The Republic of South Sudan is the world's youngest nation, having seceded from Sudan in 2011 in a process in which then South African president Thabo Mbeki was the lead negotiator and which followed a decade-long war for independence. In 2013, the country fell into civil war after disagreements between soldiers loyal to president Salva Kiir and forces loyal to his former deputy, Riek Machar, became hostile.
South Sudan is one of the most oil-dependent countries in the world, with oil accounting for almost all its exports, 90% of revenue, and more than a third of GDP. Due to the conflict and economic mismanagement, the country's productive capacity has been eroded, although it has returned to relative stability.
The coronavirus pandemic and oil-price shock caused severe economic disruption, leading to a sharp decline in GDP and reversing some early gains from political stability.

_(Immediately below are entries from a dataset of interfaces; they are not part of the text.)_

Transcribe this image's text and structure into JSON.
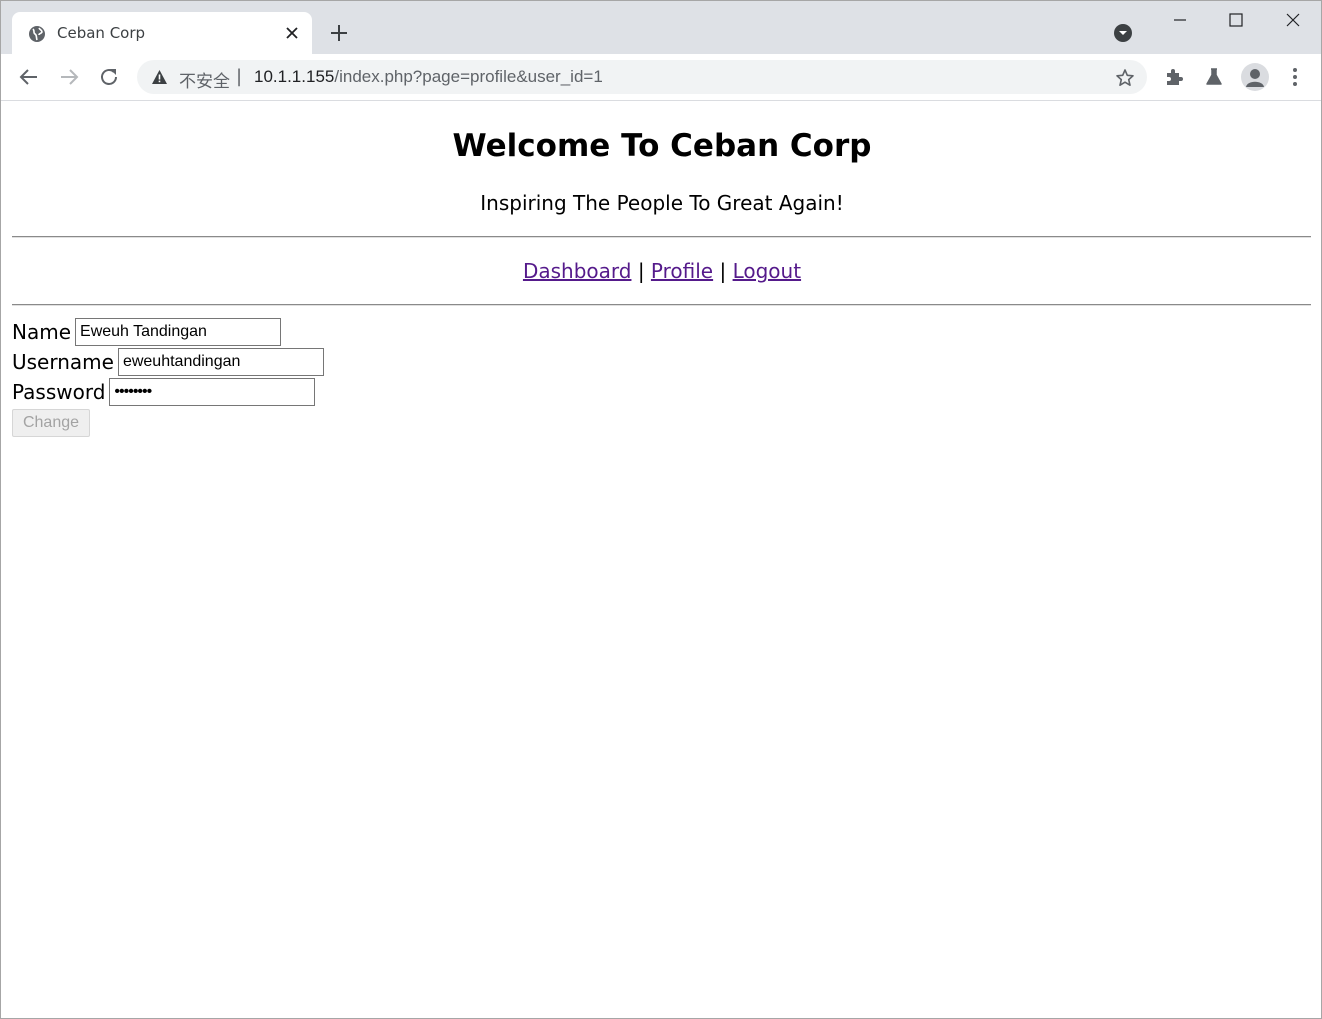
{
  "browser": {
    "tab": {
      "title": "Ceban Corp"
    },
    "address_bar": {
      "security_label": "不安全",
      "separator": "|",
      "host": "10.1.1.155",
      "path": "/index.php?page=profile&user_id=1"
    }
  },
  "page": {
    "heading": "Welcome To Ceban Corp",
    "tagline": "Inspiring The People To Great Again!",
    "nav": {
      "dashboard": "Dashboard",
      "profile": "Profile",
      "logout": "Logout",
      "separator": "|"
    },
    "form": {
      "name_label": "Name",
      "name_value": "Eweuh Tandingan",
      "username_label": "Username",
      "username_value": "eweuhtandingan",
      "password_label": "Password",
      "password_value": "••••••••",
      "submit_label": "Change"
    }
  },
  "colors": {
    "visited_link": "#551a8b",
    "tabstrip_bg": "#dee1e6",
    "omnibox_bg": "#f1f3f4"
  }
}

On 11 November, the International Monetary Fund approved US$52.3m in emergency assistance to provide fiscal space to maintain poverty-reducing and growth-enhancing spending.
The outlook is positive, with real GDP growth projected at 7.4% in 2020 and 6.1% in 2021. Oil exports are expected to reach 180,000 barrels a day, which will boost foreign reserves, currently standing at 0.2 month of imports. Manufacturing will benefit from increased electricity supply and education, mobile money, and water infrastructure are expected to improve. If peace holds, these improvements could give confidence to private investors. Foreign investment is expected to reach US$30m in 2020.
The government plans several reforms to increase revenue collection, which will be supported by a proposed 5% increase in personal income tax and a business profits tax with an average new rate of 22%.
Sources: The African Development Bank, Bloomberg, The World Bank, Who Owns Whom